On the November 11th, 1995 edition of 'Saturday Night Live', which was hosted by Quentin Tarantino, Stan Hooper was a former bum who made a fortune as the reigning champ on a TV game show called 'Clara Turley's Bible Challenge'. What his holier than thou rival contestants and the show's host didn't realize was that he was lying and cheating to win....

Even though Stan's next appearance was just a few months later, on February 26, 1996, in an episode hosted by super-model Elle MacPherson, it was set at least five years after his last time on the show.

Stan had been in a coma for five years. He used to live in his parents' basement and had a really crappy, dull job. When he found out that he was married, at first he was ecstatic because he thought the beautiful and sexy Monique was his wife.

Turns out she was his sister. His wife Gwendolyn was a frumpy, frazzle-haired, haggard little troll in a ratty house-coat.

According to the crawl over the screen, the experience motivated Stan to become a Congressman where he fought for legislation to make it okay for coma victims to have sex with their sisters.

On the way to fulfilling that goal, Stan took a job as a sketch artist. But as he admitted on 'Seattle Today' during the April 13, 1996, edition of 'Saturday Night Live', he wasn't very good at it.......

It's been ten years since these sketches first appeared on 'Saturday Night Live'. But I only recognized their significance last night at work, when I caught one on an old repeat while I was in the lunch room. Should Norm MacDonald ever appear in some other show using the name of "Stan Hooper" for his character, I'd say he would qualify to join the TV Crossover Hall of Fame - on the Birthday Honors list, of course. Finally.....

Today's topic: Why I prefer the character to the actor.....
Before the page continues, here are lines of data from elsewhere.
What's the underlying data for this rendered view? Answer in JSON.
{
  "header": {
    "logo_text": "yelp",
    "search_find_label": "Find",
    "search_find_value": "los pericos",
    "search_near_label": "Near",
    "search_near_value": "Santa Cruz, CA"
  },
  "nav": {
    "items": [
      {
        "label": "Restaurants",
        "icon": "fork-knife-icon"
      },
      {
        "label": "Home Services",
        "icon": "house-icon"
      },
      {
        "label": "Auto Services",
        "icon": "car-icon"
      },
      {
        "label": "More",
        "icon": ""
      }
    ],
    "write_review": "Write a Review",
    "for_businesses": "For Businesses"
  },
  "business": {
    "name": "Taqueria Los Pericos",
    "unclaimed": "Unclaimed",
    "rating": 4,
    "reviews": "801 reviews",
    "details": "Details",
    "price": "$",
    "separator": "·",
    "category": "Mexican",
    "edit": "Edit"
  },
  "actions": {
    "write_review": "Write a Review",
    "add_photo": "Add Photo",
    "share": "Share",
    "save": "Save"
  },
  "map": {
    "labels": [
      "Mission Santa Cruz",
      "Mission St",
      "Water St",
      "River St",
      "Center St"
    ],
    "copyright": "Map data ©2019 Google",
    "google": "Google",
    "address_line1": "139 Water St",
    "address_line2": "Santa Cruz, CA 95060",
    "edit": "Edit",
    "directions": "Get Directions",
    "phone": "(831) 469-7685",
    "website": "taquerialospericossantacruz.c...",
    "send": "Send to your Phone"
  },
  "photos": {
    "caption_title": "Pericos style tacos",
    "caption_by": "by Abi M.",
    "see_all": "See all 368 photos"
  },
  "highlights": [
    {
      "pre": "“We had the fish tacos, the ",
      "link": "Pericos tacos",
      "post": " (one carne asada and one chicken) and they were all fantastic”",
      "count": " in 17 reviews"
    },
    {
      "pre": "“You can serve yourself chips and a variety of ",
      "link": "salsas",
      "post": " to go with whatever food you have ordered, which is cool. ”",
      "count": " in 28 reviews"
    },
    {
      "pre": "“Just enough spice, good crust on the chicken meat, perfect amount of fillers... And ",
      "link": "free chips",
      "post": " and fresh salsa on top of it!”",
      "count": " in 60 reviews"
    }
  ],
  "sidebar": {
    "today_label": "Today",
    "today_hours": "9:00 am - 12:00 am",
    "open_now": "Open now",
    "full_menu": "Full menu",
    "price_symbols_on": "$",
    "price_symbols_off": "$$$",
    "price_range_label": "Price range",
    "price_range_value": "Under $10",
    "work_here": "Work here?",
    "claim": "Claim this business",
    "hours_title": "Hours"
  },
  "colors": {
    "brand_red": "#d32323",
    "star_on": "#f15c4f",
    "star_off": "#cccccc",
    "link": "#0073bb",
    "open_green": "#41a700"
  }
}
LeBlanc-ity Blank




Seen on a subway poster for the Polytechnic University:

"I connect the stuff between the dots."

That's what I do here at Inner Toob!

1 comment:

Anonymous said...

Lois Lane musings--

There's another layer to the Noell Neill/Phyllis Coates discussion (by the way, my dad always voted for Coates, who he first watched in _Superman in the Mole Men_ and whom he felt looked more like her comic counterpart; as such, I'm biased)--both have played Lois' mother, Ellen Lane.

In the cineverse, Noell Neill played Lois' mother (with her serial co-star and Superman, Kirk Alyn, as the dad) in Christopher Reeve's first film (when the train-riding young Lois sees a young Clark out-run a locomotive. Phyllis Coates, in turn, put in time as Lois' mom on an episode of Lois & Clark.

I know, you'll say that this puts one in the cineverse and the other in Prime Time-Delay, but there's more...

Those scenes in the Reeve Superman never aired in theaters--they were reedited for television airings. Also, Noell Neill recreated this role in the TV Special "Superman at 50," a comedic tribute to the Man of Steel that treated Superman's adventures as a continuous string of activity, mixing clips from many versions.

Of course, before Neill was on TV, she was Lois in the chapter pictures, so there's a cineverse crossing to begin with.